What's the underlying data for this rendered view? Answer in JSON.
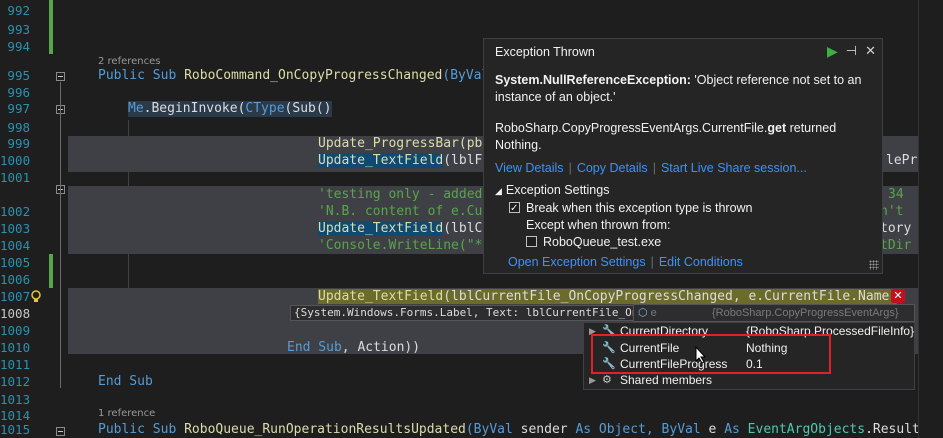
{
  "editor": {
    "line_numbers": [
      "992",
      "993",
      "994",
      "995",
      "996",
      "997",
      "998",
      "999",
      "1000",
      "1001",
      "1002",
      "1003",
      "1004",
      "1005",
      "1006",
      "1007",
      "1008",
      "1009",
      "1010",
      "1011",
      "1012",
      "1013",
      "1014",
      "1015"
    ],
    "codelens_2refs": "2 references",
    "codelens_1ref": "1 reference",
    "code": {
      "l995_kw": "Public Sub ",
      "l995_fn": "RoboCommand_OnCopyProgressChanged",
      "l995_rest": "(ByVal",
      "l997_me": "Me",
      "l997_call": ".BeginInvoke(",
      "l997_ctype": "CType",
      "l997_sub": "(Sub()",
      "l998": "Update_ProgressBar(pbF",
      "l999_fn": "Update_TextField",
      "l999_rest": "(lblFi",
      "l999_right": "lePr",
      "l1001": "'testing only - added",
      "l1001_right": "34",
      "l1002": "'N.B. content of e.Cur",
      "l1002_right": "n't",
      "l1003_fn": "Update_TextField",
      "l1003_rest": "(lblCu",
      "l1003_right": "tory",
      "l1004": "'Console.WriteLine(\"**",
      "l1004_right": "tDir",
      "l1008_fn": "Update_TextField",
      "l1008_rest": "(lblCurrentFile_OnCopyProgressChanged, e.CurrentFile.Name)",
      "l1011_end": "End Sub",
      "l1011_rest": ", Action))",
      "l1013": "End Sub",
      "l1015_kw": "Public Sub ",
      "l1015_fn": "RoboQueue_RunOperationResultsUpdated",
      "l1015_p1": "(ByVal ",
      "l1015_p2": "sender ",
      "l1015_p3": "As Object",
      "l1015_p4": ", ByVal ",
      "l1015_p5": "e ",
      "l1015_p6": "As ",
      "l1015_p7": "EventArgObjects",
      "l1015_p8": ".ResultLi"
    }
  },
  "exception_popup": {
    "title": "Exception Thrown",
    "exception_type": "System.NullReferenceException:",
    "message": " 'Object reference not set to an instance of an object.'",
    "detail_prefix": "RoboSharp.CopyProgressEventArgs.CurrentFile.",
    "detail_bold": "get",
    "detail_suffix": " returned Nothing.",
    "links": [
      "View Details",
      "Copy Details",
      "Start Live Share session..."
    ],
    "settings_header": "Exception Settings",
    "break_when_label": "Break when this exception type is thrown",
    "except_when_label": "Except when thrown from:",
    "module_label": "RoboQueue_test.exe",
    "bottom_links": [
      "Open Exception Settings",
      "Edit Conditions"
    ]
  },
  "datatip": {
    "main_value": "{System.Windows.Forms.Label, Text: lblCurrentFile_OnCopyPr",
    "rest_prefix": " e",
    "rest_value": "{RoboSharp.CopyProgressEventArgs}",
    "rows": [
      {
        "name": "CurrentDirectory",
        "value": "{RoboSharp.ProcessedFileInfo}"
      },
      {
        "name": "CurrentFile",
        "value": "Nothing"
      },
      {
        "name": "CurrentFileProgress",
        "value": "0.1"
      },
      {
        "name": "Shared members",
        "value": ""
      }
    ]
  },
  "colors": {
    "keyword": "#569cd6",
    "function": "#dcdcaa",
    "comment": "#57a64a",
    "link": "#3794ff",
    "error": "#c50f1f",
    "highlight_box": "#e0202a"
  }
}
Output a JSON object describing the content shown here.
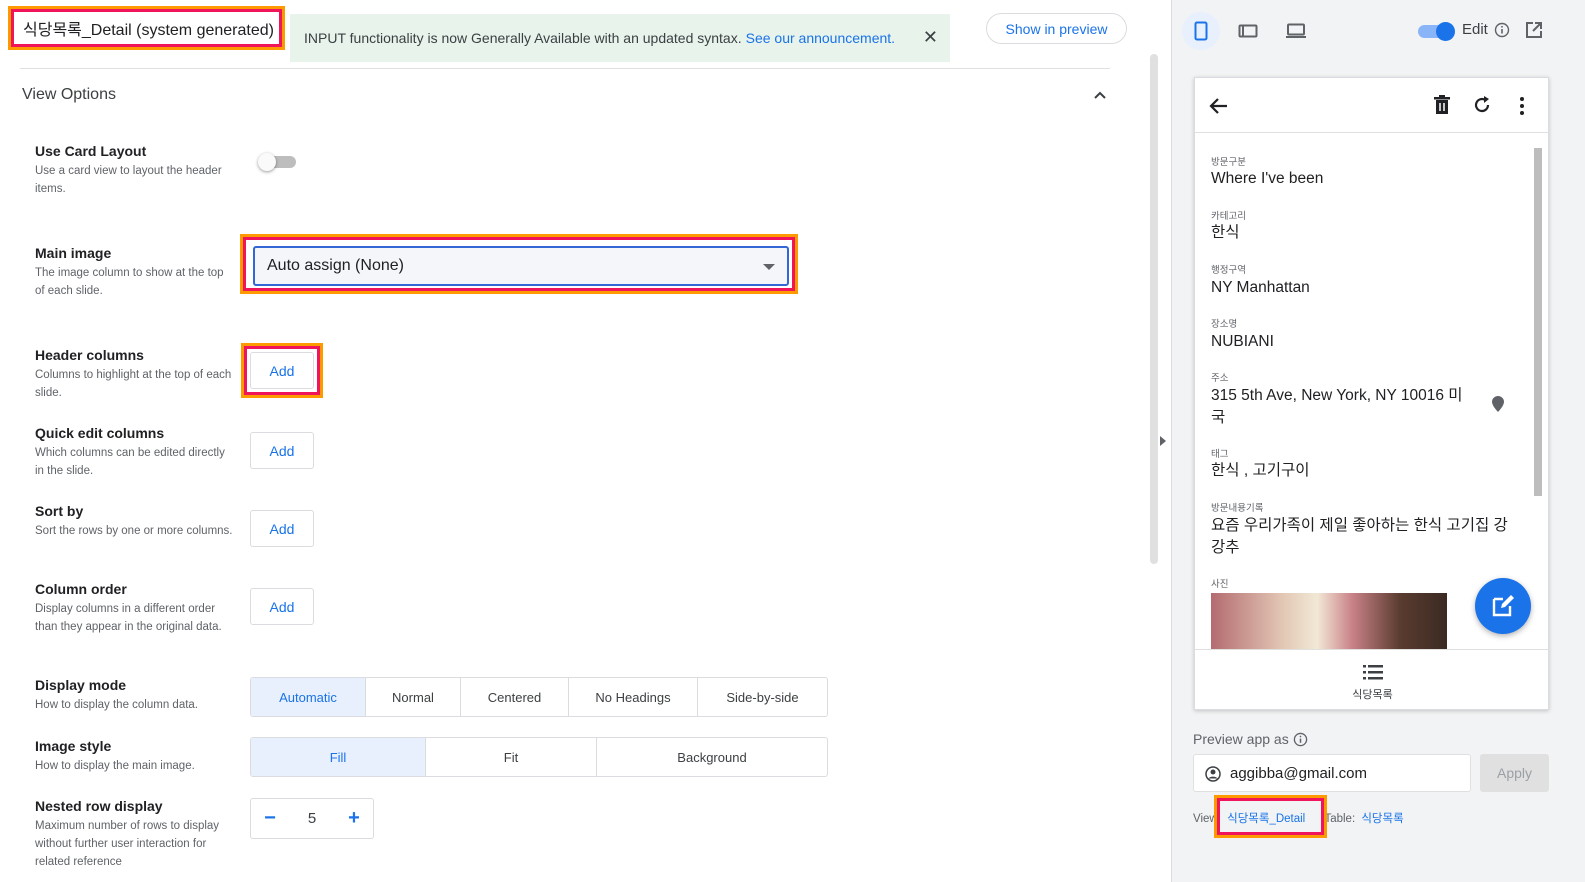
{
  "editor": {
    "view_title": "식당목록_Detail (system generated)",
    "banner": {
      "text": "INPUT functionality is now Generally Available with an updated syntax.",
      "link": "See our announcement.",
      "close": "✕"
    },
    "show_in_preview": "Show in preview",
    "section_title": "View Options",
    "use_card_layout": {
      "label": "Use Card Layout",
      "desc": "Use a card view to layout the header items.",
      "enabled": false
    },
    "main_image": {
      "label": "Main image",
      "desc": "The image column to show at the top of each slide.",
      "value": "Auto assign (None)"
    },
    "header_columns": {
      "label": "Header columns",
      "desc": "Columns to highlight at the top of each slide.",
      "button": "Add"
    },
    "quick_edit_columns": {
      "label": "Quick edit columns",
      "desc": "Which columns can be edited directly in the slide.",
      "button": "Add"
    },
    "sort_by": {
      "label": "Sort by",
      "desc": "Sort the rows by one or more columns.",
      "button": "Add"
    },
    "column_order": {
      "label": "Column order",
      "desc": "Display columns in a different order than they appear in the original data.",
      "button": "Add"
    },
    "display_mode": {
      "label": "Display mode",
      "desc": "How to display the column data.",
      "options": [
        "Automatic",
        "Normal",
        "Centered",
        "No Headings",
        "Side-by-side"
      ],
      "selected": "Automatic"
    },
    "image_style": {
      "label": "Image style",
      "desc": "How to display the main image.",
      "options": [
        "Fill",
        "Fit",
        "Background"
      ],
      "selected": "Fill"
    },
    "nested_row_display": {
      "label": "Nested row display",
      "desc": "Maximum number of rows to display without further user interaction for related reference",
      "value": "5",
      "minus": "−",
      "plus": "+"
    }
  },
  "preview": {
    "edit_label": "Edit",
    "fields": [
      {
        "label": "방문구분",
        "value": "Where I've been"
      },
      {
        "label": "카테고리",
        "value": "한식"
      },
      {
        "label": "행정구역",
        "value": "NY Manhattan"
      },
      {
        "label": "장소명",
        "value": "NUBIANI"
      },
      {
        "label": "주소",
        "value": "315 5th Ave, New York, NY 10016 미국"
      },
      {
        "label": "태그",
        "value": "한식 , 고기구이"
      },
      {
        "label": "방문내용기록",
        "value": "요즘 우리가족이 제일 좋아하는 한식 고기집 강강추"
      },
      {
        "label": "사진",
        "value": ""
      }
    ],
    "nav_label": "식당목록",
    "preview_as_label": "Preview app as",
    "email": "aggibba@gmail.com",
    "apply": "Apply",
    "view_prefix": "View:",
    "view_name": "식당목록_Detail",
    "table_prefix": "Table:",
    "table_name": "식당목록"
  },
  "colors": {
    "accent": "#1a73e8",
    "highlight_outer": "#ff9900",
    "highlight_inner": "#f0145a"
  }
}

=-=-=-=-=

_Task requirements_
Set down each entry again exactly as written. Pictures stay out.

_Response_
What's the underlying data for this rendered view? Answer in JSON.
{
  "editor": {
    "line_numbers": [
      "992",
      "993",
      "994",
      "995",
      "996",
      "997",
      "998",
      "999",
      "1000",
      "1001",
      "1002",
      "1003",
      "1004",
      "1005",
      "1006",
      "1007",
      "1008",
      "1009",
      "1010",
      "1011",
      "1012",
      "1013",
      "1014",
      "1015"
    ],
    "codelens_2refs": "2 references",
    "codelens_1ref": "1 reference",
    "code": {
      "l995_kw": "Public Sub ",
      "l995_fn": "RoboCommand_OnCopyProgressChanged",
      "l995_rest": "(ByVal",
      "l997_me": "Me",
      "l997_call": ".BeginInvoke(",
      "l997_ctype": "CType",
      "l997_sub": "(Sub()",
      "l998": "Update_ProgressBar(pbF",
      "l999_fn": "Update_TextField",
      "l999_rest": "(lblFi",
      "l999_right": "lePr",
      "l1001": "'testing only - added",
      "l1001_right": "34",
      "l1002": "'N.B. content of e.Cur",
      "l1002_right": "n't",
      "l1003_fn": "Update_TextField",
      "l1003_rest": "(lblCu",
      "l1003_right": "tory",
      "l1004": "'Console.WriteLine(\"**",
      "l1004_right": "tDir",
      "l1008_fn": "Update_TextField",
      "l1008_rest": "(lblCurrentFile_OnCopyProgressChanged, e.CurrentFile.Name)",
      "l1011_end": "End Sub",
      "l1011_rest": ", Action))",
      "l1013": "End Sub",
      "l1015_kw": "Public Sub ",
      "l1015_fn": "RoboQueue_RunOperationResultsUpdated",
      "l1015_p1": "(ByVal ",
      "l1015_p2": "sender ",
      "l1015_p3": "As Object",
      "l1015_p4": ", ByVal ",
      "l1015_p5": "e ",
      "l1015_p6": "As ",
      "l1015_p7": "EventArgObjects",
      "l1015_p8": ".ResultLi"
    }
  },
  "exception_popup": {
    "title": "Exception Thrown",
    "exception_type": "System.NullReferenceException:",
    "message": " 'Object reference not set to an instance of an object.'",
    "detail_prefix": "RoboSharp.CopyProgressEventArgs.CurrentFile.",
    "detail_bold": "get",
    "detail_suffix": " returned Nothing.",
    "links": [
      "View Details",
      "Copy Details",
      "Start Live Share session..."
    ],
    "settings_header": "Exception Settings",
    "break_when_label": "Break when this exception type is thrown",
    "except_when_label": "Except when thrown from:",
    "module_label": "RoboQueue_test.exe",
    "bottom_links": [
      "Open Exception Settings",
      "Edit Conditions"
    ]
  },
  "datatip": {
    "main_value": "{System.Windows.Forms.Label, Text: lblCurrentFile_OnCopyPr",
    "rest_prefix": " e",
    "rest_value": "{RoboSharp.CopyProgressEventArgs}",
    "rows": [
      {
        "name": "CurrentDirectory",
        "value": "{RoboSharp.ProcessedFileInfo}"
      },
      {
        "name": "CurrentFile",
        "value": "Nothing"
      },
      {
        "name": "CurrentFileProgress",
        "value": "0.1"
      },
      {
        "name": "Shared members",
        "value": ""
      }
    ]
  },
  "colors": {
    "keyword": "#569cd6",
    "function": "#dcdcaa",
    "comment": "#57a64a",
    "link": "#3794ff",
    "error": "#c50f1f",
    "highlight_box": "#e0202a"
  }
}
Output a JSON object describing the content shown here.
{
  "editor": {
    "view_title": "식당목록_Detail (system generated)",
    "banner": {
      "text": "INPUT functionality is now Generally Available with an updated syntax.",
      "link": "See our announcement.",
      "close": "✕"
    },
    "show_in_preview": "Show in preview",
    "section_title": "View Options",
    "use_card_layout": {
      "label": "Use Card Layout",
      "desc": "Use a card view to layout the header items.",
      "enabled": false
    },
    "main_image": {
      "label": "Main image",
      "desc": "The image column to show at the top of each slide.",
      "value": "Auto assign (None)"
    },
    "header_columns": {
      "label": "Header columns",
      "desc": "Columns to highlight at the top of each slide.",
      "button": "Add"
    },
    "quick_edit_columns": {
      "label": "Quick edit columns",
      "desc": "Which columns can be edited directly in the slide.",
      "button": "Add"
    },
    "sort_by": {
      "label": "Sort by",
      "desc": "Sort the rows by one or more columns.",
      "button": "Add"
    },
    "column_order": {
      "label": "Column order",
      "desc": "Display columns in a different order than they appear in the original data.",
      "button": "Add"
    },
    "display_mode": {
      "label": "Display mode",
      "desc": "How to display the column data.",
      "options": [
        "Automatic",
        "Normal",
        "Centered",
        "No Headings",
        "Side-by-side"
      ],
      "selected": "Automatic"
    },
    "image_style": {
      "label": "Image style",
      "desc": "How to display the main image.",
      "options": [
        "Fill",
        "Fit",
        "Background"
      ],
      "selected": "Fill"
    },
    "nested_row_display": {
      "label": "Nested row display",
      "desc": "Maximum number of rows to display without further user interaction for related reference",
      "value": "5",
      "minus": "−",
      "plus": "+"
    }
  },
  "preview": {
    "edit_label": "Edit",
    "fields": [
      {
        "label": "방문구분",
        "value": "Where I've been"
      },
      {
        "label": "카테고리",
        "value": "한식"
      },
      {
        "label": "행정구역",
        "value": "NY Manhattan"
      },
      {
        "label": "장소명",
        "value": "NUBIANI"
      },
      {
        "label": "주소",
        "value": "315 5th Ave, New York, NY 10016 미국"
      },
      {
        "label": "태그",
        "value": "한식 , 고기구이"
      },
      {
        "label": "방문내용기록",
        "value": "요즘 우리가족이 제일 좋아하는 한식 고기집 강강추"
      },
      {
        "label": "사진",
        "value": ""
      }
    ],
    "nav_label": "식당목록",
    "preview_as_label": "Preview app as",
    "email": "aggibba@gmail.com",
    "apply": "Apply",
    "view_prefix": "View:",
    "view_name": "식당목록_Detail",
    "table_prefix": "Table:",
    "table_name": "식당목록"
  },
  "colors": {
    "accent": "#1a73e8",
    "highlight_outer": "#ff9900",
    "highlight_inner": "#f0145a"
  }
}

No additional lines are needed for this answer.